Over the next four years, the County Historian’s Office will honor the memory of county residents who endured the many sacrifices demanded by the Civil War.   A series of special events and projects is being planned to raise awareness of the significance of this era and its impact on the home front.

Free Puppetry Workshop, April 25, 2011

Introductory Workshop on Puppets and Puppetry: Explore alternative ways to communicate

Milne Library is pleased to announce an exciting opportunity for SUNY Geneseo faculty, staff and students. Dr. Sharon Peck, Education Professor & resident puppet scholar, and Michelle Costello, Education Librarian will host an introductory workshop on puppets and puppetry. This workshop will be an introduction to the Medium of Puppetry; as puppets can be an effective channel for all types of communication and entertainment. Puppets push the envelope of what and how all kinds of messages, even controversial issues can be addressed. In addition, this workshop will assess campus interest in hosting workshops on puppetry, and service learning projects based on puppetry.

All Geneseo faculty, staff and students are welcome to attend.

The workshop will be held on April 25th at 5pm in Milne Library, room 105. Free snacks will be provided to all attendees.

A Better Way to Collaborate on Projects

You may have already noticed, but in case you haven’t … a new, big, shiny collaboration station has been added (on a trial basis) to the glassed-in study area on the Library’s main floor. Designed by Steelcase Furniture, which specializes in business and educational solutions, the MediaScape station can accomodate up to six different laptop computers simultaneously, and it’s easy to switch among them to display on the large flat-screen monitor. 

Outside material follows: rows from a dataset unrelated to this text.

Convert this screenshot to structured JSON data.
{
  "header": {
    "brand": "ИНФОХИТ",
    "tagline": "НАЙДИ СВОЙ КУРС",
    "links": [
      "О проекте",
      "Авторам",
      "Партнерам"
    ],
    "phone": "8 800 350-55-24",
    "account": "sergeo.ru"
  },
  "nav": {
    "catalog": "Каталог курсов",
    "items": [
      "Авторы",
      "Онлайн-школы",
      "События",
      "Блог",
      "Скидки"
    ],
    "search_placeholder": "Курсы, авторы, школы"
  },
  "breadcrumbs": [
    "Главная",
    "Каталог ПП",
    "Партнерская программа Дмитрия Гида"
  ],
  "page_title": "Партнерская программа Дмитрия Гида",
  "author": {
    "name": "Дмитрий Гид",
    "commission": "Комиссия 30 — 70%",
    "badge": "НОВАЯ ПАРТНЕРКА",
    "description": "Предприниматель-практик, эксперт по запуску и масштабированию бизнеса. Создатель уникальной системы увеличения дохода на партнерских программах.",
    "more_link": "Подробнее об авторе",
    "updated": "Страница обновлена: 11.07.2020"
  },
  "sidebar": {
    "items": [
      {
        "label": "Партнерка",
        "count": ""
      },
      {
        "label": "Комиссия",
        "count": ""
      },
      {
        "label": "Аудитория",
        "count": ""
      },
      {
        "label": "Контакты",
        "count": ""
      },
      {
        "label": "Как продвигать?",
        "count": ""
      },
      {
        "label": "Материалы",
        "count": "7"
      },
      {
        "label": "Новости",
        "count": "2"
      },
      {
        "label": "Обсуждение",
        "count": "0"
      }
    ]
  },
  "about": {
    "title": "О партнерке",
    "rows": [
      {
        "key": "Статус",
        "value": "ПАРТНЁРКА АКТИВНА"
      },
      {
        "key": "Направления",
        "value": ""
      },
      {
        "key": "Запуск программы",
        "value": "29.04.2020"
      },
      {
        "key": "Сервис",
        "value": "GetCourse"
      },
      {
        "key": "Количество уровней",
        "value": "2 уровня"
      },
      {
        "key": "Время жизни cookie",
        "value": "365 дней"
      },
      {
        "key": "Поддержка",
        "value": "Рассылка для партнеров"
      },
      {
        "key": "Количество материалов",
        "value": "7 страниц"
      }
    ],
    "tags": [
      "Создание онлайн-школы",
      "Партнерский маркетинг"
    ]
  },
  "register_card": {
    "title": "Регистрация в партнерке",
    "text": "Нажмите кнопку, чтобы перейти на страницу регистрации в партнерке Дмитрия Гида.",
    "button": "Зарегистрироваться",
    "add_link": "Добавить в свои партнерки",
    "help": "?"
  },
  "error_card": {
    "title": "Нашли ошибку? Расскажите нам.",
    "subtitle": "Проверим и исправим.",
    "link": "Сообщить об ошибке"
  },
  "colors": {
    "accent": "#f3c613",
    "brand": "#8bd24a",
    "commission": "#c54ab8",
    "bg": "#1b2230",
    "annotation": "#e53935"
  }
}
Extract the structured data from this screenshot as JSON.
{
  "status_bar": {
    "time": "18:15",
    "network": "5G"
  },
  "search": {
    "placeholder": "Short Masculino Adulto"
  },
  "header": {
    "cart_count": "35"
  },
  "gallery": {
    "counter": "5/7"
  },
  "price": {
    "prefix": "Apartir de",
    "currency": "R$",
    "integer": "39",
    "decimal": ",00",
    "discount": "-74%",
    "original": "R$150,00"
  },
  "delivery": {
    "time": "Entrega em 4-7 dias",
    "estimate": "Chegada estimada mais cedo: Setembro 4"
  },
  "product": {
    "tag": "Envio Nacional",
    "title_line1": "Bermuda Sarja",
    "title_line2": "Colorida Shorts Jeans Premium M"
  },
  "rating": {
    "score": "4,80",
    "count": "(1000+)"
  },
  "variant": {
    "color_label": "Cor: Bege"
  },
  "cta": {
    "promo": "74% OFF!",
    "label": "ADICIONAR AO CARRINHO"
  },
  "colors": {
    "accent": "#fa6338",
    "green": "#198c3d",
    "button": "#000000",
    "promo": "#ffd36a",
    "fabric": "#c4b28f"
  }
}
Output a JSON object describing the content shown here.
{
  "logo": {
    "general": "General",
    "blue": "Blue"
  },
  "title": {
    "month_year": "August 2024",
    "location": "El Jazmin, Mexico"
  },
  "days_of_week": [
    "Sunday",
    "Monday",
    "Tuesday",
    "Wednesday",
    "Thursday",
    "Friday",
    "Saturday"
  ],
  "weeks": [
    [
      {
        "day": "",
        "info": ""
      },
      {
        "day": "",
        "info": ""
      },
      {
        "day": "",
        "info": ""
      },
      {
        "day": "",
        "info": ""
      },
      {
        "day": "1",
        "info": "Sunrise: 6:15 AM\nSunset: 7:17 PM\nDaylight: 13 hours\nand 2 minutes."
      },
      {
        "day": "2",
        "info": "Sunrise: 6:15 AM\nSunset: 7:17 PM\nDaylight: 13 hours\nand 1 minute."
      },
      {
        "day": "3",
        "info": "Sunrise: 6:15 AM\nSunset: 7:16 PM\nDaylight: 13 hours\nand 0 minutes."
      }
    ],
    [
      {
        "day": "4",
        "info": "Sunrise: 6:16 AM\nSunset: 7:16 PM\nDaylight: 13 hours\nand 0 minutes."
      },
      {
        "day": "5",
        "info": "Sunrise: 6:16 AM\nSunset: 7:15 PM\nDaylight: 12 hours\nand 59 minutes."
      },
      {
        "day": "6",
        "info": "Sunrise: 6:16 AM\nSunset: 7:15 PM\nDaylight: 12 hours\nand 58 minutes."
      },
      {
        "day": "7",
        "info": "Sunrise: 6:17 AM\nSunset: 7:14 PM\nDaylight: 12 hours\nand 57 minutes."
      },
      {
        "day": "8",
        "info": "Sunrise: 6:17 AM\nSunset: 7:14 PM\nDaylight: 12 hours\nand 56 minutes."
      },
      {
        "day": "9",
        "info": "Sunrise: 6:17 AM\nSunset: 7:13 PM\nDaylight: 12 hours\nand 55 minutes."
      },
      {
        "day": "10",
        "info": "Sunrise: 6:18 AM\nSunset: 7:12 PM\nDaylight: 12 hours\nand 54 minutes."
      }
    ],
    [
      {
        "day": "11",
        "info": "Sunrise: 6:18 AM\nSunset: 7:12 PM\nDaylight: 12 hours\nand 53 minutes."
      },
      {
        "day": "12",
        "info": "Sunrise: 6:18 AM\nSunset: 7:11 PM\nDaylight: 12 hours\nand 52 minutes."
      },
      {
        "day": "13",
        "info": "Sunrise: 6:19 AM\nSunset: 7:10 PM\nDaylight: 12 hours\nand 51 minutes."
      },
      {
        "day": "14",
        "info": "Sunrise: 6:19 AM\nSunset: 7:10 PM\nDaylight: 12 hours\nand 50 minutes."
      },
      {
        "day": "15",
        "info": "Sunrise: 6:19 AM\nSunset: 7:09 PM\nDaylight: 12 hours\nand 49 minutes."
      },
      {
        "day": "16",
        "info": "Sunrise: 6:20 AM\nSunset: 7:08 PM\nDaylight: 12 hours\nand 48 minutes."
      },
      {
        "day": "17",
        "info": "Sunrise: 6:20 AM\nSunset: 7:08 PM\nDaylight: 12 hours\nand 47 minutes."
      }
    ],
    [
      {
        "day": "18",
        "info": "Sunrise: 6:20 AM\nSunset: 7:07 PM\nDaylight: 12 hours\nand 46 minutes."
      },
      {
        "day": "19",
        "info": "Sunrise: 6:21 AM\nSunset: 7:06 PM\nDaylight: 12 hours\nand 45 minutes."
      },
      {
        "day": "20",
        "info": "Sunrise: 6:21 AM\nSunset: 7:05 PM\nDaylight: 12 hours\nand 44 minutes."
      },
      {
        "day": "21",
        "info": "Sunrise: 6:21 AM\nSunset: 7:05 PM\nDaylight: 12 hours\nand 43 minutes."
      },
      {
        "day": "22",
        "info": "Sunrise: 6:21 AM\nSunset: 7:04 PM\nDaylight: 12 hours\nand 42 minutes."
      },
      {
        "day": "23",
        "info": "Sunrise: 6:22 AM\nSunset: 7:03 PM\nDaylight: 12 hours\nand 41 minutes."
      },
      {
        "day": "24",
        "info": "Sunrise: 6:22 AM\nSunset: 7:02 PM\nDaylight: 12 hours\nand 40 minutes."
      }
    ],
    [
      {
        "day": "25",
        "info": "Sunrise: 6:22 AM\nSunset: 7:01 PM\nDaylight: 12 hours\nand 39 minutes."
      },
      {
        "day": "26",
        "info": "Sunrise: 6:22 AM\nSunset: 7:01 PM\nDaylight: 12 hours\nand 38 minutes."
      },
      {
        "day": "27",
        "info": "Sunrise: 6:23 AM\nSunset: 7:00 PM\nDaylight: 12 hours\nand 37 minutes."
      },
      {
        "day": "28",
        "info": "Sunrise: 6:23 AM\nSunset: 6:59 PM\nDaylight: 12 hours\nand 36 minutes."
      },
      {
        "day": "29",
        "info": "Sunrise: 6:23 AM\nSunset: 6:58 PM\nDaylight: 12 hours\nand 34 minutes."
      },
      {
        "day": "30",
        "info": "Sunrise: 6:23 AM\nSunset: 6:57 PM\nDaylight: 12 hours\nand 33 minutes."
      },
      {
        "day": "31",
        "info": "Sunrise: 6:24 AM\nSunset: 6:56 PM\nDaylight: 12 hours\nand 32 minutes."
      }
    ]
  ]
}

With so many papers and projects coming due this month, students working in groups should find this new workspace a timely addition.  Hurry in and give the MediaScape a whirl — we’re trying to gauge student interest in it before mid-April, when the trial ends.